Herbert Blomstedt has had a special relationship with the Sinfonie Singuliere since he was a teenager. "One of the first symphony concerts I can remember going to," he recalls, "was in a small Swedish city called Jsnksping. They had a quite good amateur orchestra, and my piano teacher was the conductor. He got me a free ticket so I could listen to a symphony concert; and the only piece I really remember from that concert was the Symphony No. 3 by Franz Berwald. It starts so characteristically that you never forget it."
Blomstedt would continue to follow -- and support -- Berwald's work throughout his career. While studying at the New England Conservatory of Music in 1952 -- one of several eminent institutions where he practiced the craft of conducting after taking degrees from both the Royal Conservatory in Stockholm and the University of Uppsala -- Blomstedt introduced Boston to Berwald. "That was two years before my professional debut in Stockholm," he remembers. "My teacher fell terminally ill, and I was asked to take over the orchestra for him. And we had a concert in the beginning of December, which was also aired on the local radio, and the main work was Berwald's Sinfonie Singuliere. The orchestra played it marvelously, and it was wonderfully received. So that was the first thing I performed in America."
Although the Sinfonie Singuliere is considered Berwald's most important composition -- part of a body of work that includes three other symphonies, a couple of operas, several concertos, symphonic tone poems, and chamber music -- it didn't see its first performance until 1905, 60 years after it was written. Indeed, the only symphony of Berwald's the composer saw performed in his lifetime was his Symphony No. 1, or Sinfonie Serieuse, presented in Stockholm in 1843.
"At that time," explains Blomstedt, "Sweden was completely underdeveloped in the field of symphonic music. There was nothing similar to a well-trained orchestra in all of Sweden. There was one orchestra that could play symphonic music, and that was the Royal Opera Orchestra in Stockholm; but they played operas all the time. So the soil was not prepared for this kind of music."
Another thing working against Berwald was the style of his music. Berwald lived during one of those remarkable, epoch-straddling periods in the history of classical music. Born one year before Schubert but still alive 40 years after Schubert's death, when Wagner's Tristan und Isolde debuted, Berwald saw the restrained manners of classicism give way to the turbulent gestures of romanticism. A violinist in the Royal Opera Orchestra of Stockholm in his youth, Berwald played in the Swedish premieres of five operas by Mozart and two by Weber. In fact, in the very same season, opera audiences in Stockholm witnessed the premieres of Mozart's loftily classical La Clemenza di Tito and Weber's blood-chillingly romantic Der Freischutz.
At the end of that season, Berwald left the orchestra to devote himself full time to composing.
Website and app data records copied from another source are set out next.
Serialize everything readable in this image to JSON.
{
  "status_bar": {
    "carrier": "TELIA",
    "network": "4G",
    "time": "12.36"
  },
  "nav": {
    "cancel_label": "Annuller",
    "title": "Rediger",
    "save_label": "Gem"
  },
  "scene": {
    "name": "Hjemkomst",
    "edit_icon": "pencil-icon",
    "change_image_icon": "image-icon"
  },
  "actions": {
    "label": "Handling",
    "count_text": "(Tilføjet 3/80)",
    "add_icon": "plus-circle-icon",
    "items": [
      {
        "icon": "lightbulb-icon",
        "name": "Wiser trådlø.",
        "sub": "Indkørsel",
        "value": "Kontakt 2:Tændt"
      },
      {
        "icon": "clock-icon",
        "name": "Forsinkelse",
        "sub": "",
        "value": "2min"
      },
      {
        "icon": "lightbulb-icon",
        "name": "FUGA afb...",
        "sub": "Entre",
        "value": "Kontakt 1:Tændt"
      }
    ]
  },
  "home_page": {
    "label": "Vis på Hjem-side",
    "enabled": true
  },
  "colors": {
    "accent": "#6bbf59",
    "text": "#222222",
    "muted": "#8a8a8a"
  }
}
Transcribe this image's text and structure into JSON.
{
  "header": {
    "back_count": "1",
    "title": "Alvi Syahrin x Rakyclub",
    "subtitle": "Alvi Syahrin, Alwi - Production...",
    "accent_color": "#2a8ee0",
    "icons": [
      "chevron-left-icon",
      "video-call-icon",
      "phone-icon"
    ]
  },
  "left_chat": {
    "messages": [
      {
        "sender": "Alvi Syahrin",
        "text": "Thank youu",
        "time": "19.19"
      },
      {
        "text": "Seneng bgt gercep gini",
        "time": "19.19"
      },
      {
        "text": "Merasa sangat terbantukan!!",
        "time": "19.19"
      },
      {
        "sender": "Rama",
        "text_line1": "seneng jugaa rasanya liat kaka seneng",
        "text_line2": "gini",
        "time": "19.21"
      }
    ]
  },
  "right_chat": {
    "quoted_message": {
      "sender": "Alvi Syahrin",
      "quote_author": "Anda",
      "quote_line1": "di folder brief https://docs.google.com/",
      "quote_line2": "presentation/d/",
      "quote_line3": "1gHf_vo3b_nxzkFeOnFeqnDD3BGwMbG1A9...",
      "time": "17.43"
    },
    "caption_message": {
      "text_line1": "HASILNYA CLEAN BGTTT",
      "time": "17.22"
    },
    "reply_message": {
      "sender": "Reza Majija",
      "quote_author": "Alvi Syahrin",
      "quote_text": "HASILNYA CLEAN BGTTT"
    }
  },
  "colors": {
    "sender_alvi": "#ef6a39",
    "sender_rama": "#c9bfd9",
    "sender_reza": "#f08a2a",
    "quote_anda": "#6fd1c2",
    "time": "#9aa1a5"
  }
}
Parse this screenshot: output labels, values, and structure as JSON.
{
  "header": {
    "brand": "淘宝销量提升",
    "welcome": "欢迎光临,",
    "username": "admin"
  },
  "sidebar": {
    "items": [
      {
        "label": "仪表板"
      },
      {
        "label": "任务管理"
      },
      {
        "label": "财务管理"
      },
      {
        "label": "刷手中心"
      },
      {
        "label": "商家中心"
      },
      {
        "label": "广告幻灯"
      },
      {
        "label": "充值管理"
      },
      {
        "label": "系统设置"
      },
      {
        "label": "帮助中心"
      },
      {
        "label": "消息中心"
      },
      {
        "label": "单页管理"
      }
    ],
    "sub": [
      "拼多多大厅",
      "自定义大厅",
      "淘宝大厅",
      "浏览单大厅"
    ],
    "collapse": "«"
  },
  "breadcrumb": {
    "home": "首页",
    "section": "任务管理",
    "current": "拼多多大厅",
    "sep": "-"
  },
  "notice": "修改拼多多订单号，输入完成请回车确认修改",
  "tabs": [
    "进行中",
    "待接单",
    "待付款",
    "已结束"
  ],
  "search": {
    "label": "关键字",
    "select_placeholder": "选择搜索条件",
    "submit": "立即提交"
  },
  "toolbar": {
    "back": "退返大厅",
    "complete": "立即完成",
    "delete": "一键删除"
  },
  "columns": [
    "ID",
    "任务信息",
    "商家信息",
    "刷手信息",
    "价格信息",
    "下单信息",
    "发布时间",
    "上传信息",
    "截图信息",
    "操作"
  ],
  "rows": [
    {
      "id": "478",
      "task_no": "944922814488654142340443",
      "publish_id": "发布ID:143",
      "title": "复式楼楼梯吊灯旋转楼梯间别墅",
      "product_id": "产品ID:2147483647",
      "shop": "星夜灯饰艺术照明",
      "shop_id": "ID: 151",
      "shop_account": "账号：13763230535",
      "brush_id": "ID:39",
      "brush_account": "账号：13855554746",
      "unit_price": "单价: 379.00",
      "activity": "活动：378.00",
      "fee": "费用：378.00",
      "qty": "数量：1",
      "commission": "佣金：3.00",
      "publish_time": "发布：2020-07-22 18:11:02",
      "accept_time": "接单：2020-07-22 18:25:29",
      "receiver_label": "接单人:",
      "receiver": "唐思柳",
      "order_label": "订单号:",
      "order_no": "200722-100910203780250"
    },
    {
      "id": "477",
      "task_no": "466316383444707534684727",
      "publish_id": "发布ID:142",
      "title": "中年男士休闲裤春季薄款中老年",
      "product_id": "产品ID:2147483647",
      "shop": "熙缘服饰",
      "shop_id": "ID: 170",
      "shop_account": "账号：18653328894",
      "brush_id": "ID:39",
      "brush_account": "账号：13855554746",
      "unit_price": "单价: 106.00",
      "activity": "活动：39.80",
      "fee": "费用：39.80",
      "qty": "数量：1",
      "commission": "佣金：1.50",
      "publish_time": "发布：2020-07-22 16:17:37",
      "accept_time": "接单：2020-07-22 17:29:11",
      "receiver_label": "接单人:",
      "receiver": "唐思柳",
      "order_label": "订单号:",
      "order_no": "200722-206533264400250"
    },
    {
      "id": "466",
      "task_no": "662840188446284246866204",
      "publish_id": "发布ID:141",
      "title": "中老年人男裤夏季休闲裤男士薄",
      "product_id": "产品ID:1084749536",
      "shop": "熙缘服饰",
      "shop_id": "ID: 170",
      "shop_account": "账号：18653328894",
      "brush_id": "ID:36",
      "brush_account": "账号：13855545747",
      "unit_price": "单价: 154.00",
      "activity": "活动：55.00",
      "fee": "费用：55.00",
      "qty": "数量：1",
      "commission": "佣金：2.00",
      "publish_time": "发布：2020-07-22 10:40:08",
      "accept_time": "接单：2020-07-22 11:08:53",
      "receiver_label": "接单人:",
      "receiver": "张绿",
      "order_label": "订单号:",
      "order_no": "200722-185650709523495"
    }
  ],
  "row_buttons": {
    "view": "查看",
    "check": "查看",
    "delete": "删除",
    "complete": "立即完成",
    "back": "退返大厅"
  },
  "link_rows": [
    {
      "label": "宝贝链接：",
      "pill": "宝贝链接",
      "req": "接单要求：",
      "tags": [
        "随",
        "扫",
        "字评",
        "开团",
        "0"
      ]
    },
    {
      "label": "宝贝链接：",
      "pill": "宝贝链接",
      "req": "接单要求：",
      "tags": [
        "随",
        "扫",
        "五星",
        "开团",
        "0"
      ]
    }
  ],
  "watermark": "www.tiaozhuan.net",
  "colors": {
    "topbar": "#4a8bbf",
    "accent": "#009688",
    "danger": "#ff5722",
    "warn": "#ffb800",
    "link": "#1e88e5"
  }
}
But he was split between the old classical tradition and the new romantic trend, and his music reflected this -- falling solidly into neither camp but flirting overtly with both. This unusual amalgam resulted in a highly original sound, with a distinctly modern flavor. "If you take Mendelssohn plus Schumann and add a little bit of Berlioz and divide it in three, then you have Berwald," explains Blomstedt. "Of course, you should also take Beethoven, because he was really the model for Berwald. It sounds like a crazy recipe," he admits, "but everything he writes for the orchestra just sounds superbly."